I admit that this might not be such a big thing during our present global catastrophe. It might, however, be a harbinger of greater attempts to sneak in ways to ensure continuing economic growth. Through deception.
The photo above is of Waitrose ham slices. We buy them for the dog’s lunch. That may be excessive and a bit privileged but it is what it is and I make no apologies for that. Besides, we have no children to feed so why not treat the dogs?
Anyway, the packet on the left is the new one. It may not be immediately obvious but there is one less slice in the new pack (7 rather than 8). Now, apart from the whole prime number issue which I discussed in a post last January, this smacks of a company making the same money for less cost.
One thin slice of ham (and they are very thin) may not seem much when looking at it in isolation but magnify it over all customers and it can prove quite profit making.
Something else which leads me to believe that Waitrose is paying less for the ham itself is the fact that there is no welfare statement on the new packet of ham. Does this mean that the pigs are now housed in airless, dark, barns lacking in straw and they spend no time outside? If that’s the case, I’m not sure I can continue buying them.
Animal welfare aside (ironic how Waitrose say they’re award winning in animal welfare) the whole thing feels insidious and not the sort of thing in which I wish to participate. It goes against my new set of principles.
It may not be obvious, but I have just discovered Degrowth. Little did I realise that the paradigm shift I went through after reading Eaarth by Bill Mckibben would lead me to a movement that started way back in the 1970’s.
Degrowth is, partly, a recognition that infinite growth is impossible. I know that economists argue that growth comes in spurts followed by falls which the growth then makes up for but the fact that graphs keep steadily heading upwards is, frankly, unsustainable.
I’m a million miles away from being an economist. I am numerically challenged for a start. But what is clear, even to a mathematical dope is that a graph that continues to go up is going to eventually run out of paper. What happens then? After you’ve turned it over and filled the other side as well, obviously.
These kind of thoughts regularly go around in my brain as I sit on my bike pedalling to nowhere. Like this morning, having shopped and walked home. Though, normally I pedal alone with some Spanish thriller for company, today I was watched by a squirrel on a bird feeder.
It could have been Fang – how could I possibly tell – but she just sat and stared. A few times I had to pause La Casa de Papel in order to watch her instead.
My audience did, a couple of times, dive down to the bird feeder and, like dipping into a box of popcorn, return to the top to nibble feverishly and watch me some more. In fact, she stayed there right up until I ripped the velcro off the resistance bands around my thighs. She took off like her tail had been nipped by Freya.
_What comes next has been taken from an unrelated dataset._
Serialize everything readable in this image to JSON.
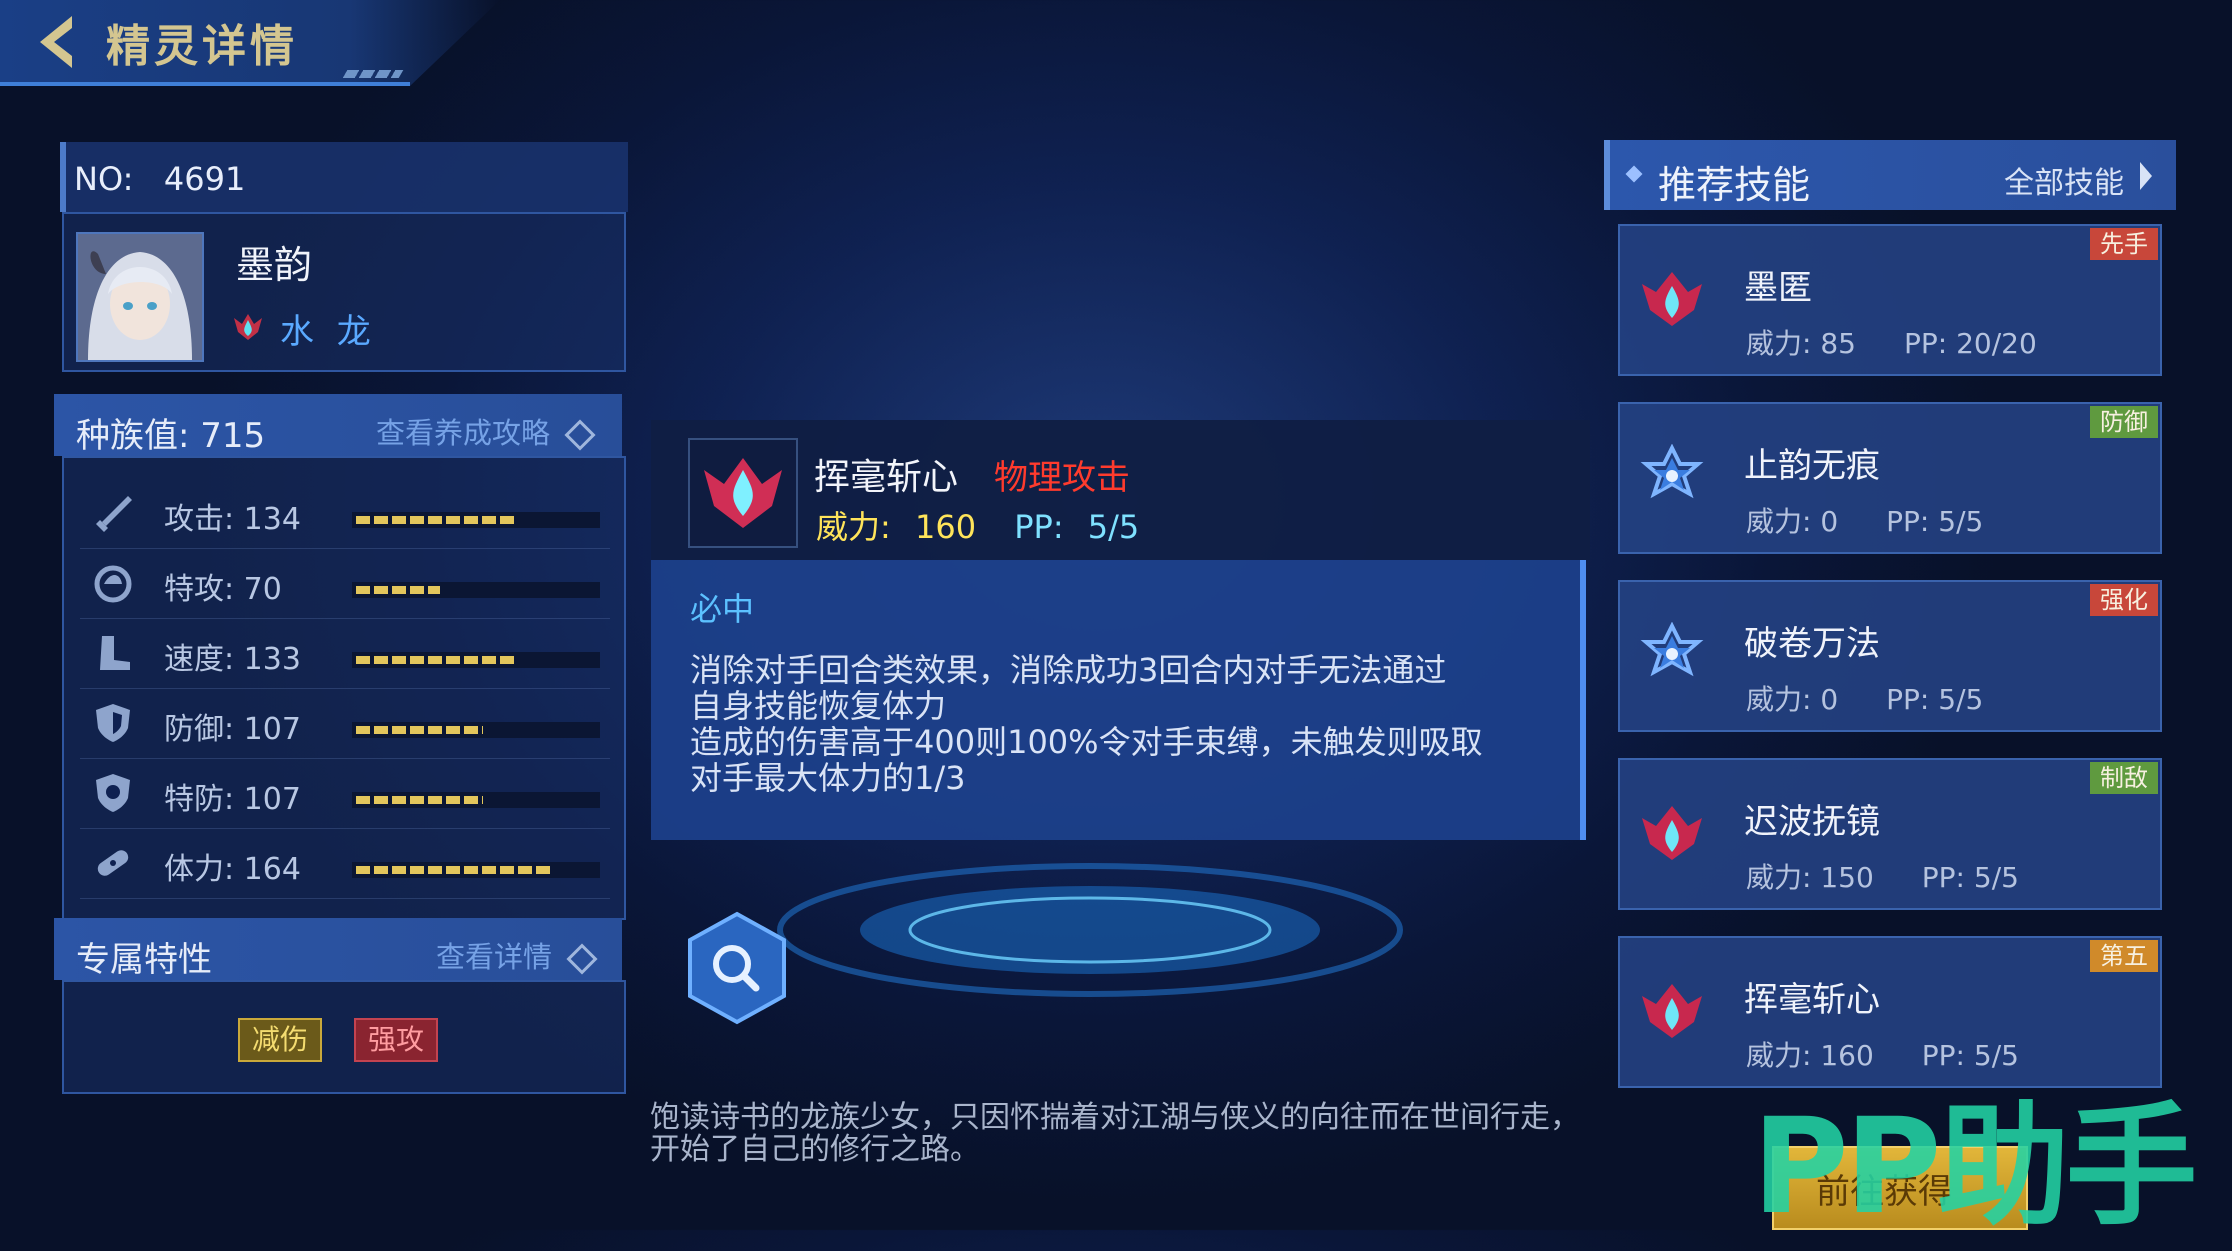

I didn’t see her again today but that may have been because I was busy in the garden.
I managed to move a number of plants and tiles, repositioning them in the Garden of One Thousand Yaps then placed the raised bed section I made yesterday, in place.
It doesn’t look much but I did have to prepare a base for one pot, move a fern up to the Shady Bed and use the spare tile for an extra step by the greenhouse. All in all, this was most of my day.
There’s still a few things left for the gardeners to do. Firstly moving the camellia. The pot is way too heavy for one person. Dave and Andy can do it on Monday. Mind you, it’ll have to be after the fatsia japonica has been moved to the Shady Bed, another big job.
Bloody garden. It never stops growing.
Speaking of the camellia…this year’s blooms are an absolute delight and I realise why Marguerite insisted on wearing one each day.
I do realise her whole ‘traffic light system’ was her reason for using red or white camellias but, even so, they are an exquisite flower. And the bees were all over it today. The podcast I was listening to was constantly accompanied by buzzing.
Still, as beautiful as the camellias are, I still love our yellow rose.
While looking absolutely stunning, it smells divine. I’m providing the photo below for anyone reading this who has a scratch and sniff screen.
Our garden is a constant source of joy and I feel sorry for people without one. Particularly during this awful plague ridden period of human history.
It makes me realise just how far we have attempted to remove ourselves from nature. Like Infinite Growth, thinking we are not part of Nature is like setting your SatNav for Disaster.